The findings indicate that having higher levels of PTSD symptoms, such as being easily startled by ordinary noises or avoiding reminders of the traumatic experience, can be associated with increased risks of ovarian cancer even decades after women experience a traumatic event. The study also found that the link between PTSD and ovarian cancer remained for the most aggressive forms of ovarian cancer.
The findings were published in Cancer Research, on September 5, 2019.
"In light of these findings, we need to understand whether successful treatment of PTSD would reduce this risk, and whether other types of stress are also risk factors for ovarian cancer," said co-author Andrea Roberts, research scientist at Harvard T.H. Chan School of Public Health.
Ovarian cancer is the deadliest gynecologic cancer and the fifth most common cause of cancer-related death among U.S. women. Studies in animal models have shown that stress and stress hormones can accelerate ovarian tumor growth, and that chronic stress can result in larger and more invasive tumors. A prior study found an association between PTSD and ovarian cancer in humans, but the study included only seven women with ovarian cancer and PTSD.
"Ovarian cancer has been called a 'silent killer' because it is difficult to detect in its early stages; therefore identifying more specifically who may be at increased risk for developing the disease is important for prevention or earlier treatment," said co-author Laura Kubzansky, Lee Kum Kee Professor of Social and Behavioral Sciences at Harvard Chan School.
To better understand how PTSD may influence ovarian cancer risk, researchers analyzed data from the Nurses' Health Study II, which tracked the health of tens of thousands of women between 1989 and 2015 through biennial questionnaires and medical records. Participants were asked about ovarian cancer diagnosis on each questionnaire, and information was validated through a review of medical records.

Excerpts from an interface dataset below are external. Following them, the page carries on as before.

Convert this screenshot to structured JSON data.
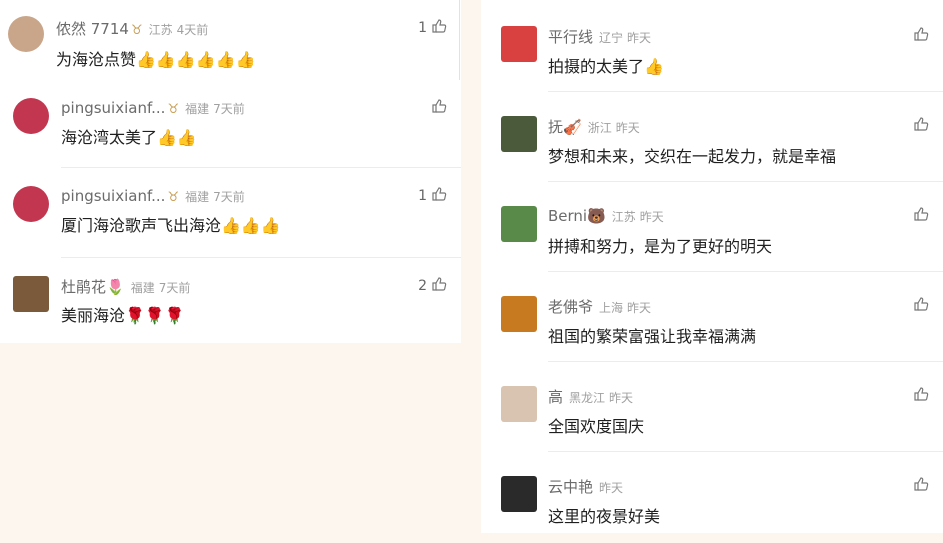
{
  "left": [
    {
      "name": "侬然 7714",
      "badge": "♉",
      "location": "江苏",
      "time": "4天前",
      "text": "为海沧点赞👍👍👍👍👍👍",
      "likes": "1",
      "avatar_color": "#c9a58a"
    },
    {
      "name": "pingsuixianf...",
      "badge": "♉",
      "location": "福建",
      "time": "7天前",
      "text": "海沧湾太美了👍👍",
      "likes": "",
      "avatar_color": "#c2364f"
    },
    {
      "name": "pingsuixianf...",
      "badge": "♉",
      "location": "福建",
      "time": "7天前",
      "text": "厦门海沧歌声飞出海沧👍👍👍",
      "likes": "1",
      "avatar_color": "#c2364f"
    },
    {
      "name": "杜鹃花🌷",
      "badge": "",
      "location": "福建",
      "time": "7天前",
      "text": "美丽海沧🌹🌹🌹",
      "likes": "2",
      "avatar_color": "#7a5a3a"
    }
  ],
  "right": [
    {
      "name": "平行线",
      "badge": "",
      "location": "辽宁",
      "time": "昨天",
      "text": "拍摄的太美了👍",
      "likes": "",
      "avatar_color": "#d94040"
    },
    {
      "name": "抚🎻",
      "badge": "",
      "location": "浙江",
      "time": "昨天",
      "text": "梦想和未来，交织在一起发力，就是幸福",
      "likes": "",
      "avatar_color": "#4a5a3a"
    },
    {
      "name": "Berni🐻",
      "badge": "",
      "location": "江苏",
      "time": "昨天",
      "text": "拼搏和努力，是为了更好的明天",
      "likes": "",
      "avatar_color": "#5a8a4a"
    },
    {
      "name": "老佛爷",
      "badge": "",
      "location": "上海",
      "time": "昨天",
      "text": "祖国的繁荣富强让我幸福满满",
      "likes": "",
      "avatar_color": "#c87a20"
    },
    {
      "name": "高",
      "badge": "",
      "location": "黑龙江",
      "time": "昨天",
      "text": "全国欢度国庆",
      "likes": "",
      "avatar_color": "#d8c4b0"
    },
    {
      "name": "云中艳",
      "badge": "",
      "location": "",
      "time": "昨天",
      "text": "这里的夜景好美",
      "likes": "",
      "avatar_color": "#2a2a2a"
    }
  ]
}
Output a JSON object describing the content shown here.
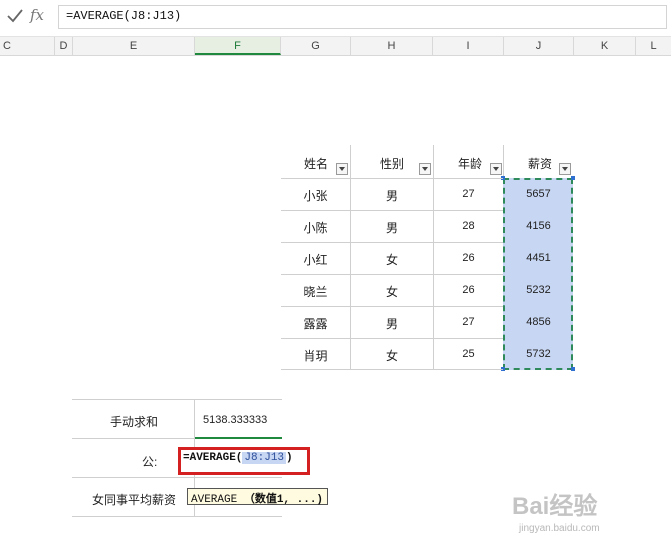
{
  "formula_bar": {
    "formula": "=AVERAGE(J8:J13)",
    "fx_label": "fx"
  },
  "columns": [
    {
      "label": "C"
    },
    {
      "label": "D"
    },
    {
      "label": "E"
    },
    {
      "label": "F"
    },
    {
      "label": "G"
    },
    {
      "label": "H"
    },
    {
      "label": "I"
    },
    {
      "label": "J"
    },
    {
      "label": "K"
    },
    {
      "label": "L"
    }
  ],
  "table": {
    "headers": [
      "姓名",
      "性别",
      "年龄",
      "薪资"
    ],
    "rows": [
      [
        "小张",
        "男",
        "27",
        "5657"
      ],
      [
        "小陈",
        "男",
        "28",
        "4156"
      ],
      [
        "小红",
        "女",
        "26",
        "4451"
      ],
      [
        "晓兰",
        "女",
        "26",
        "5232"
      ],
      [
        "露露",
        "男",
        "27",
        "4856"
      ],
      [
        "肖玥",
        "女",
        "25",
        "5732"
      ]
    ]
  },
  "summary": {
    "row1_label": "手动求和",
    "row1_value": "5138.333333",
    "row2_label": "公:",
    "row3_label": "女同事平均薪资"
  },
  "editing": {
    "prefix": "=AVERAGE(",
    "ref": "J8:J13",
    "suffix": ")"
  },
  "tooltip": {
    "func": "AVERAGE",
    "args": "（数值1, ...)"
  },
  "watermark": {
    "logo": "Bai经验",
    "url": "jingyan.baidu.com"
  }
}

In 2008, 54,763 Nurses' Health Study II participants responded to a supplemental questionnaire focused on lifetime traumatic events and symptoms associated with those events. Women were asked to identify the event they considered the most stressful, and the year of this event. They were also asked about seven PTSD symptoms they may have experienced related to the most stressful event.
Based on the responses, women were divided into six groups: no trauma exposure; trauma and no PTSD symptoms; trauma and 1-3 symptoms; trauma and 4-5 symptoms; trauma and 6-7 symptoms; and trauma, but PTSD symptoms unknown.
After adjusting for various factors associated with ovarian cancer, including oral contraceptive use and smoking, the researchers found that women who experienced 6-7 symptoms associated with PTSD were at a significantly higher risk for ovarian cancer than women who had never been exposed to trauma. Women with trauma and 4-5 symptoms were also at an elevated risk, but the risk did not reach statistical significance.
The study also showed that women who experienced 6-7 symptoms associated with PTSD were at a significantly higher risk of developing the high-grade serous histotype of ovarian cancer--the most common and aggressive form of the disease.
"Ovarian cancer has relatively few known risk factors - PTSD and other forms of distress, like depression, may represent a novel direction in ovarian cancer prevention research," said Shelley Tworoger, associate center director of population science at Moffitt. "If confirmed in other populations, this could be one factor that doctors could consider when determining if a woman is at high risk of ovarian cancer in the future."
Other Harvard Chan School researchers who contributed to the study included Karestan Koenen and Yongjoo Kim. Tianyi Huang of Brigham and Women's Hospital and Harvard Medical School was also a co-author.